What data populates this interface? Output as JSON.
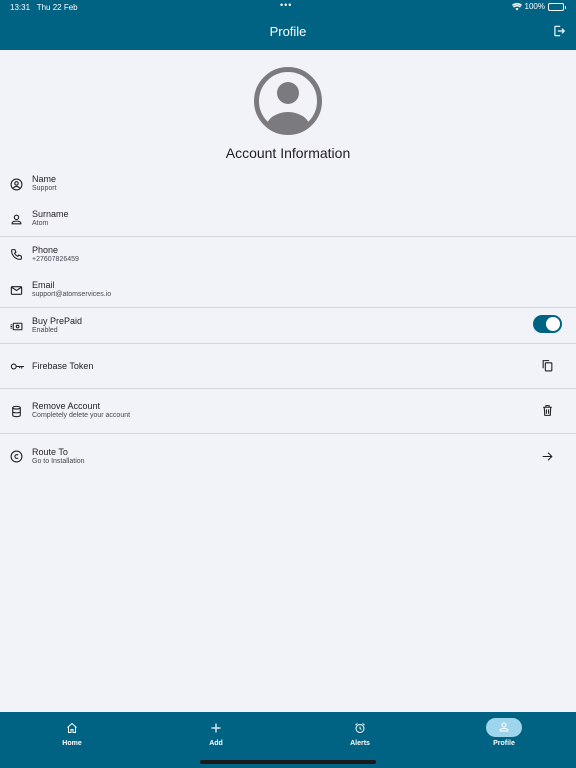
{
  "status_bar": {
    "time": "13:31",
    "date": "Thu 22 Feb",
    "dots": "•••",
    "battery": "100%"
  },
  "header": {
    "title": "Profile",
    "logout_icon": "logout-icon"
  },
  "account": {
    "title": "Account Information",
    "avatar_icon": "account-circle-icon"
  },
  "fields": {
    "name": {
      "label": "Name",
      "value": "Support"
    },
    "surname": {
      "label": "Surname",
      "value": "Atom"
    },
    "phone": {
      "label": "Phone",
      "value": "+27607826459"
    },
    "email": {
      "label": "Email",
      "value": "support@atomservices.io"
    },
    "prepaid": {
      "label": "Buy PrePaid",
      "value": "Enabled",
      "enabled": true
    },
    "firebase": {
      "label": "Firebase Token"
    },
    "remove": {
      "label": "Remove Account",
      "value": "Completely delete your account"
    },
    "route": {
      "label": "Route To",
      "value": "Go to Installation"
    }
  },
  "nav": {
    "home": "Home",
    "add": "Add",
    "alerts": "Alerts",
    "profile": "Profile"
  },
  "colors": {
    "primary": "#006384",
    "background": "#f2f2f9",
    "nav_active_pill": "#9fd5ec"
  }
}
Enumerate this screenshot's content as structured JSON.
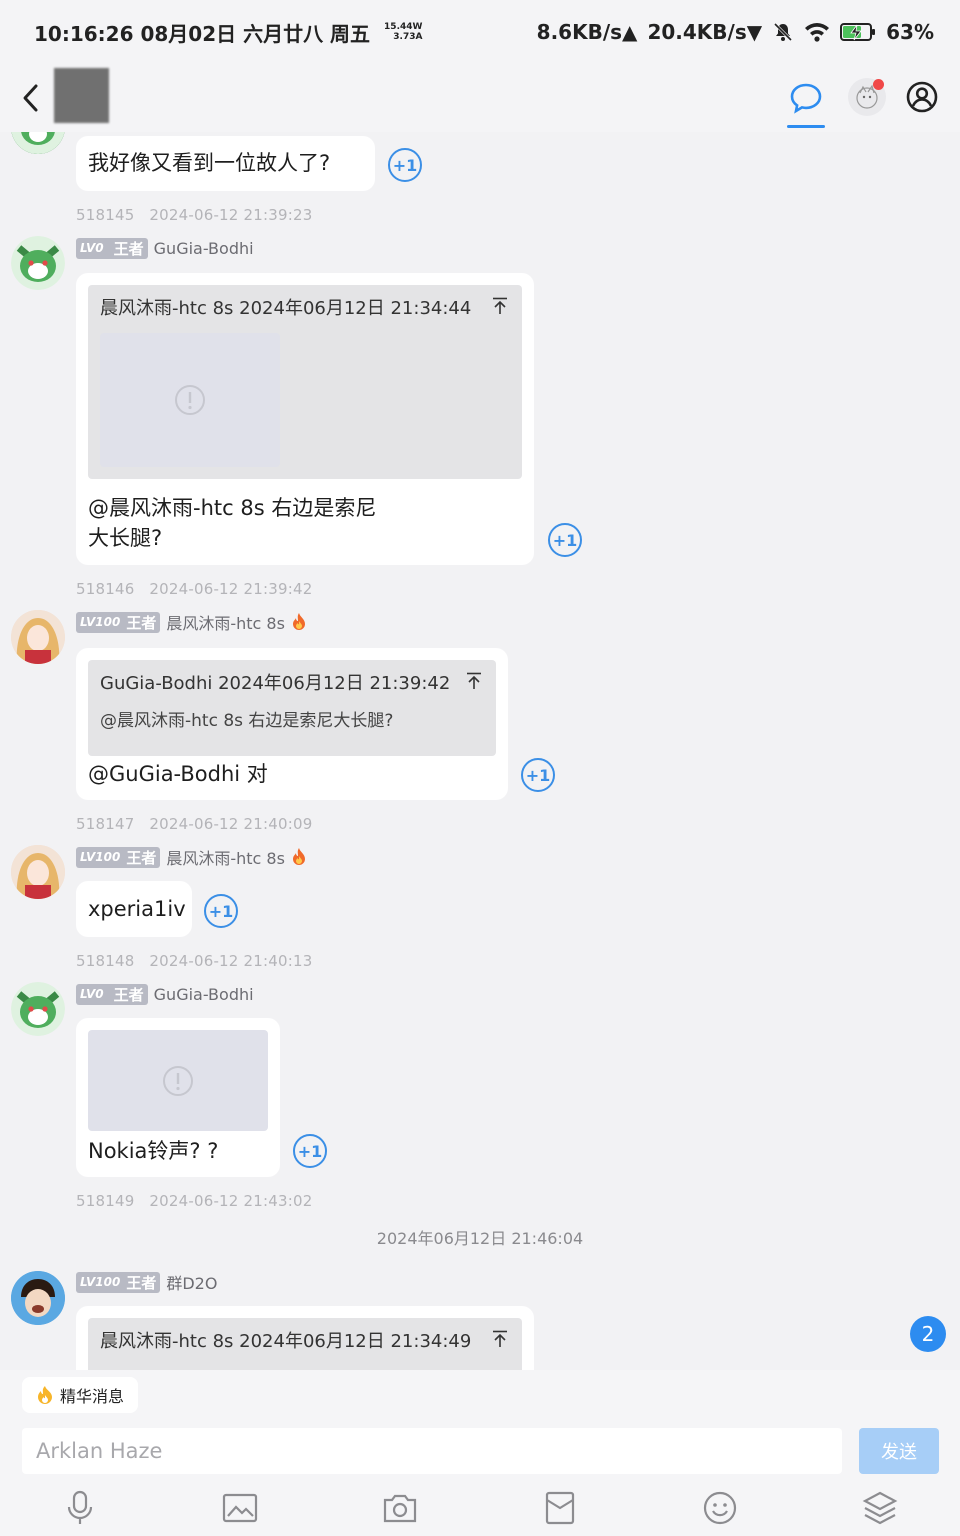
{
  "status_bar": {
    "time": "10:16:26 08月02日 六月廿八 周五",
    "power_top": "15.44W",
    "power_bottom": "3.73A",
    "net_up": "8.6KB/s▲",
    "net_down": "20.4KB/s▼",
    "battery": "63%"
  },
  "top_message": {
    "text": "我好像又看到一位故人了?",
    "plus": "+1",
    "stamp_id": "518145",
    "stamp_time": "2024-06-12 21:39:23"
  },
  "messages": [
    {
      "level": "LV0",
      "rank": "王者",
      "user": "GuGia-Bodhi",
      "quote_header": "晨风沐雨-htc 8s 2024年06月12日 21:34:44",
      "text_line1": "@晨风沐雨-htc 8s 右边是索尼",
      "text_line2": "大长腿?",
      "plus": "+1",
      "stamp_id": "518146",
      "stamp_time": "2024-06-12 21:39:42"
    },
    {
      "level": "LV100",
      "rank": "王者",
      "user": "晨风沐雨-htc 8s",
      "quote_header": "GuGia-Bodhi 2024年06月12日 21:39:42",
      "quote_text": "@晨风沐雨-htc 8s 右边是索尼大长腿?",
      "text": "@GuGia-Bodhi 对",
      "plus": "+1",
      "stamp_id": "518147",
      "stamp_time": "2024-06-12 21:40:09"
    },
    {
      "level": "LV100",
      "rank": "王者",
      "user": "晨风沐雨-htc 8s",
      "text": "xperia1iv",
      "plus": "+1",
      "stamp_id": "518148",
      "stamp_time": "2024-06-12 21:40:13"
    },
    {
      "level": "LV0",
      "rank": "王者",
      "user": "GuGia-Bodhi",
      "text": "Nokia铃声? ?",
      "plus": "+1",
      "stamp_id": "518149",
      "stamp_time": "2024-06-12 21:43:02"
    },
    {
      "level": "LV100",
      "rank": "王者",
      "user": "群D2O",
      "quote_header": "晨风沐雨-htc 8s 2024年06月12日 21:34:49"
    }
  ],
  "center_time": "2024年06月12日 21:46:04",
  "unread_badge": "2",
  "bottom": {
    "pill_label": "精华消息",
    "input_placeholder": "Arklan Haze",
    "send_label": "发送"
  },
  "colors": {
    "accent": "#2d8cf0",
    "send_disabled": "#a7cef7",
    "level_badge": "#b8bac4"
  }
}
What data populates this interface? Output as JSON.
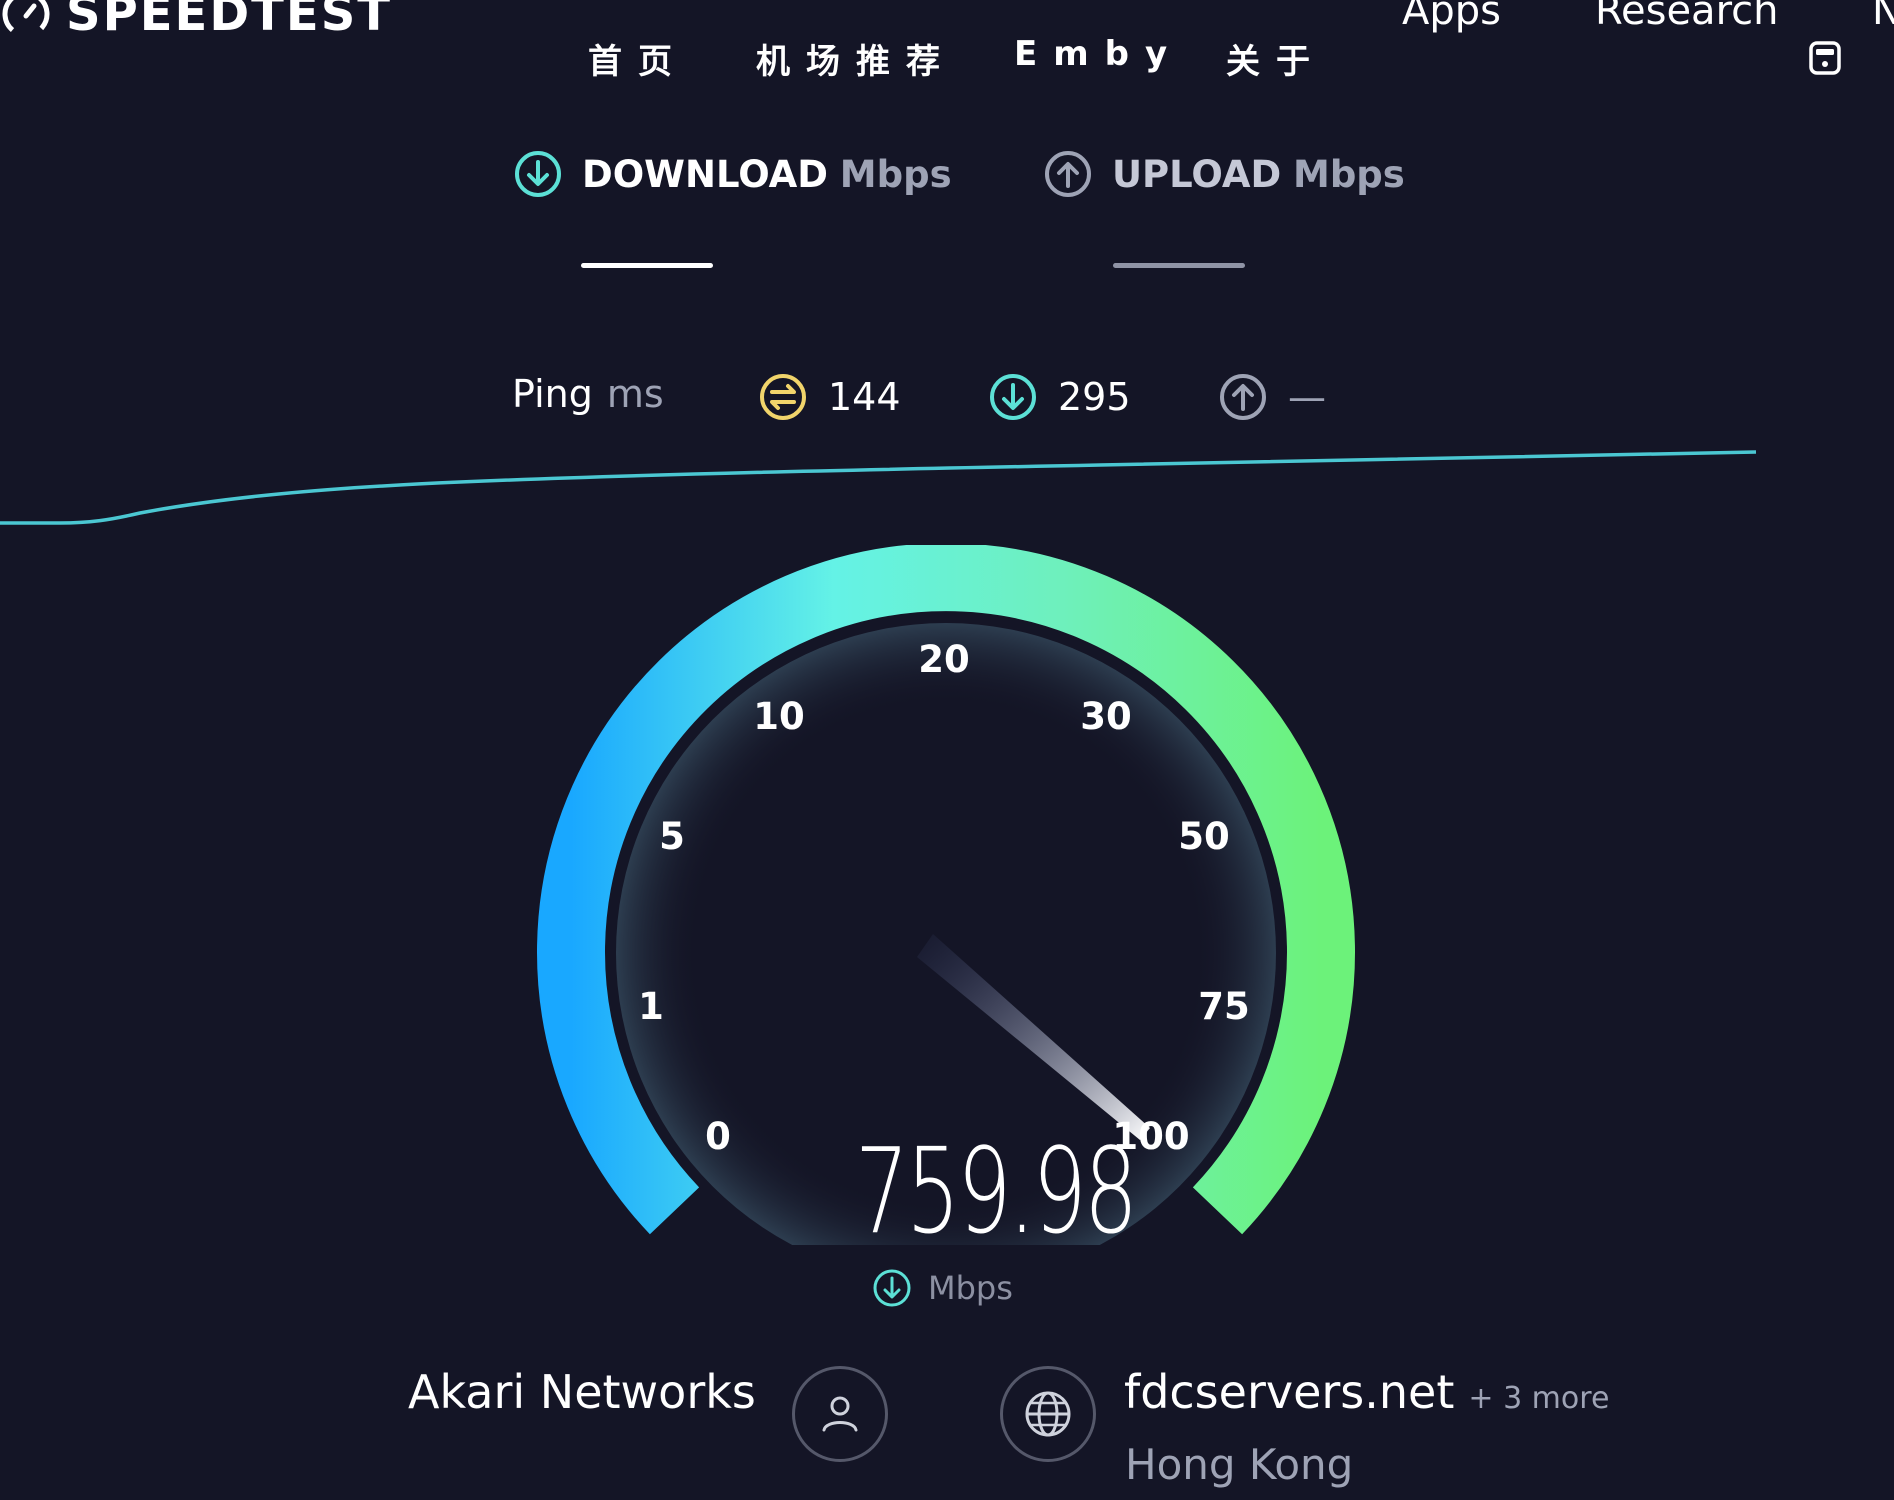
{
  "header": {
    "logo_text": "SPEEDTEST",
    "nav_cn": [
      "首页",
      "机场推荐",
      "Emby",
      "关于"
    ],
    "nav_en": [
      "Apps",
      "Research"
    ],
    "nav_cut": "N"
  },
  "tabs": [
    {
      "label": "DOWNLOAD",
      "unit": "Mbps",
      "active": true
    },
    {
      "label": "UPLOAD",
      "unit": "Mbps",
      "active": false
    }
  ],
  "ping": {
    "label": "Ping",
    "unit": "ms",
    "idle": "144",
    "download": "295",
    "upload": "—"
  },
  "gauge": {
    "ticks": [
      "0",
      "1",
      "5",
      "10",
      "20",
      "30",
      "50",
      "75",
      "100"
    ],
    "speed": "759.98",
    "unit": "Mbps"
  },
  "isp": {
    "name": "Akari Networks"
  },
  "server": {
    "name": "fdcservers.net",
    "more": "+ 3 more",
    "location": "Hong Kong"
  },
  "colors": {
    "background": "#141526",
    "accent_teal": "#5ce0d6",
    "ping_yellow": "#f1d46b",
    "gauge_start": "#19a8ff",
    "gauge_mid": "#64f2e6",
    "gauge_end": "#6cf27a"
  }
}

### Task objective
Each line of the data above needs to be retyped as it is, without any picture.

### Task answer
What data populates this interface? Output as JSON.
{
  "status_bar": {
    "time": "13:31",
    "date": "Thu 22 Feb",
    "dots": "•••",
    "battery": "100%"
  },
  "header": {
    "title": "Profile",
    "logout_icon": "logout-icon"
  },
  "account": {
    "title": "Account Information",
    "avatar_icon": "account-circle-icon"
  },
  "fields": {
    "name": {
      "label": "Name",
      "value": "Support"
    },
    "surname": {
      "label": "Surname",
      "value": "Atom"
    },
    "phone": {
      "label": "Phone",
      "value": "+27607826459"
    },
    "email": {
      "label": "Email",
      "value": "support@atomservices.io"
    },
    "prepaid": {
      "label": "Buy PrePaid",
      "value": "Enabled",
      "enabled": true
    },
    "firebase": {
      "label": "Firebase Token"
    },
    "remove": {
      "label": "Remove Account",
      "value": "Completely delete your account"
    },
    "route": {
      "label": "Route To",
      "value": "Go to Installation"
    }
  },
  "nav": {
    "home": "Home",
    "add": "Add",
    "alerts": "Alerts",
    "profile": "Profile"
  },
  "colors": {
    "primary": "#006384",
    "background": "#f2f2f9",
    "nav_active_pill": "#9fd5ec"
  }
}
Enumerate this screenshot's content as structured JSON.
{
  "status_bar": {
    "time": "10:16:26 08月02日 六月廿八 周五",
    "power_top": "15.44W",
    "power_bottom": "3.73A",
    "net_up": "8.6KB/s▲",
    "net_down": "20.4KB/s▼",
    "battery": "63%"
  },
  "top_message": {
    "text": "我好像又看到一位故人了?",
    "plus": "+1",
    "stamp_id": "518145",
    "stamp_time": "2024-06-12 21:39:23"
  },
  "messages": [
    {
      "level": "LV0",
      "rank": "王者",
      "user": "GuGia-Bodhi",
      "quote_header": "晨风沐雨-htc 8s 2024年06月12日 21:34:44",
      "text_line1": "@晨风沐雨-htc 8s 右边是索尼",
      "text_line2": "大长腿?",
      "plus": "+1",
      "stamp_id": "518146",
      "stamp_time": "2024-06-12 21:39:42"
    },
    {
      "level": "LV100",
      "rank": "王者",
      "user": "晨风沐雨-htc 8s",
      "quote_header": "GuGia-Bodhi 2024年06月12日 21:39:42",
      "quote_text": "@晨风沐雨-htc 8s 右边是索尼大长腿?",
      "text": "@GuGia-Bodhi 对",
      "plus": "+1",
      "stamp_id": "518147",
      "stamp_time": "2024-06-12 21:40:09"
    },
    {
      "level": "LV100",
      "rank": "王者",
      "user": "晨风沐雨-htc 8s",
      "text": "xperia1iv",
      "plus": "+1",
      "stamp_id": "518148",
      "stamp_time": "2024-06-12 21:40:13"
    },
    {
      "level": "LV0",
      "rank": "王者",
      "user": "GuGia-Bodhi",
      "text": "Nokia铃声? ?",
      "plus": "+1",
      "stamp_id": "518149",
      "stamp_time": "2024-06-12 21:43:02"
    },
    {
      "level": "LV100",
      "rank": "王者",
      "user": "群D2O",
      "quote_header": "晨风沐雨-htc 8s 2024年06月12日 21:34:49"
    }
  ],
  "center_time": "2024年06月12日 21:46:04",
  "unread_badge": "2",
  "bottom": {
    "pill_label": "精华消息",
    "input_placeholder": "Arklan Haze",
    "send_label": "发送"
  },
  "colors": {
    "accent": "#2d8cf0",
    "send_disabled": "#a7cef7",
    "level_badge": "#b8bac4"
  }
}
What data populates this interface? Output as JSON.
{
  "header": {
    "logo_text": "SPEEDTEST",
    "nav_cn": [
      "首页",
      "机场推荐",
      "Emby",
      "关于"
    ],
    "nav_en": [
      "Apps",
      "Research"
    ],
    "nav_cut": "N"
  },
  "tabs": [
    {
      "label": "DOWNLOAD",
      "unit": "Mbps",
      "active": true
    },
    {
      "label": "UPLOAD",
      "unit": "Mbps",
      "active": false
    }
  ],
  "ping": {
    "label": "Ping",
    "unit": "ms",
    "idle": "144",
    "download": "295",
    "upload": "—"
  },
  "gauge": {
    "ticks": [
      "0",
      "1",
      "5",
      "10",
      "20",
      "30",
      "50",
      "75",
      "100"
    ],
    "speed": "759.98",
    "unit": "Mbps"
  },
  "isp": {
    "name": "Akari Networks"
  },
  "server": {
    "name": "fdcservers.net",
    "more": "+ 3 more",
    "location": "Hong Kong"
  },
  "colors": {
    "background": "#141526",
    "accent_teal": "#5ce0d6",
    "ping_yellow": "#f1d46b",
    "gauge_start": "#19a8ff",
    "gauge_mid": "#64f2e6",
    "gauge_end": "#6cf27a"
  }
}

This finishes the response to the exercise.